Just four percent of Indians are fully immunised, and experts caution that vaccination rates must go up significantly by the end of the year to protect the general population from Covid, and a potential third wave.
India's vaccination drive began slowly on 16 January, and it has been marked by a shortage of vaccines, differential pricing and a tussle between states and the federal government.
And vaccine hesitancy is building up to be a problem, despite the government on Monday announcing that it will provide free vaccines to states for inoculation of all above the age of 18 years.
"There are fears which are contributing to vaccine hesitancy, as people think it will cause adverse effects. This is something we need to dispel," Ali Jafar Abedi, of the community medicine department in Aligarh, Uttar Pradesh, told RFI.
Adding to the doubt is the way clinical trials were conducted at record speed, the questionable basis for emergency authorisation approvals, and the the lack of a robust mechanism to address possible adverse effects.
“The need for public health messaging is all more crucial to enable the marginalised to make informed decisions about vaccination. In absence of trusted sources of information, the vaccine uptake is inevitably impacted,” says Sarojini Nadimpally, a public health practitioner.
India's national network of civil society organisations and people's movements working for health rights also point out that the lack of involvement of the community and civil society in vaccine policy has seriously impaired trust, which has probably influenced the way people view vaccination.
In rural Maharashtra, Chhattisgarh, Odisha, Madhya Pradesh, Rajasthan and Uttar Pradesh, many people are hesitant because they have heard about deaths within a fortnight of some getting the vaccine.
"There are a lot of rumours about the vaccines," a senior public health practitioner told RFI."From the beginning, there should have been clear messaging to say that vaccination would protect citizens from serious illness, and this was never attempted."
The trends from Facebook’s Covid-19 Symptom Survey in India early this month show India’s vaccine hesitancy rate is around 28.7 percent, with rates are as high as 42 percent in Tamil Nadu and 41 percent in Punjab.
Efforts are underway in some tribal-dominated districts in several states that have recorded disproportionately lower vaccine coverage in comparison with other districts.
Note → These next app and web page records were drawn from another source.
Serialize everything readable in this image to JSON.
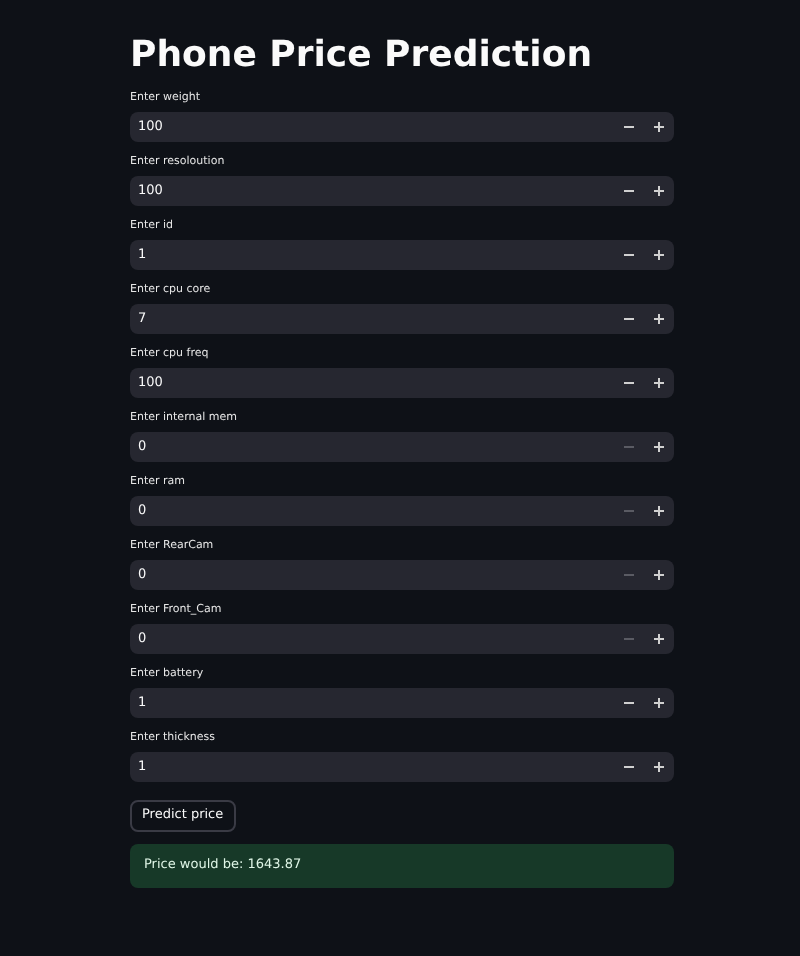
{
  "title": "Phone Price Prediction",
  "fields": [
    {
      "label": "Enter weight",
      "value": "100",
      "minus_disabled": false
    },
    {
      "label": "Enter resoloution",
      "value": "100",
      "minus_disabled": false
    },
    {
      "label": "Enter id",
      "value": "1",
      "minus_disabled": false
    },
    {
      "label": "Enter cpu core",
      "value": "7",
      "minus_disabled": false
    },
    {
      "label": "Enter cpu freq",
      "value": "100",
      "minus_disabled": false
    },
    {
      "label": "Enter internal mem",
      "value": "0",
      "minus_disabled": true
    },
    {
      "label": "Enter ram",
      "value": "0",
      "minus_disabled": true
    },
    {
      "label": "Enter RearCam",
      "value": "0",
      "minus_disabled": true
    },
    {
      "label": "Enter Front_Cam",
      "value": "0",
      "minus_disabled": true
    },
    {
      "label": "Enter battery",
      "value": "1",
      "minus_disabled": false
    },
    {
      "label": "Enter thickness",
      "value": "1",
      "minus_disabled": false
    }
  ],
  "button": "Predict price",
  "result": "Price would be: 1643.87"
}
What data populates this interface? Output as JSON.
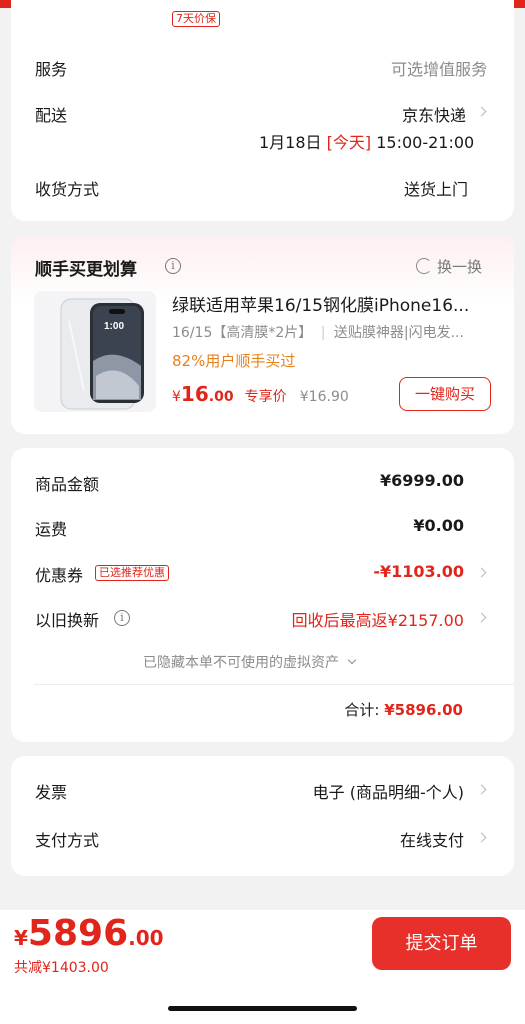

Local language and culturally relatable Covid-19 vaccination awareness campaigns, recommended by both the WHO and India’s health ministry are getting under way slowly in other tribal-dominated regions across India.
Messages in the local dialect in rural Maharashtra and songs and memes in local dialects in southern Rajasthan have begun.
Some state governments are incentivising people by providing freebies to encourage more people to come for vaccination.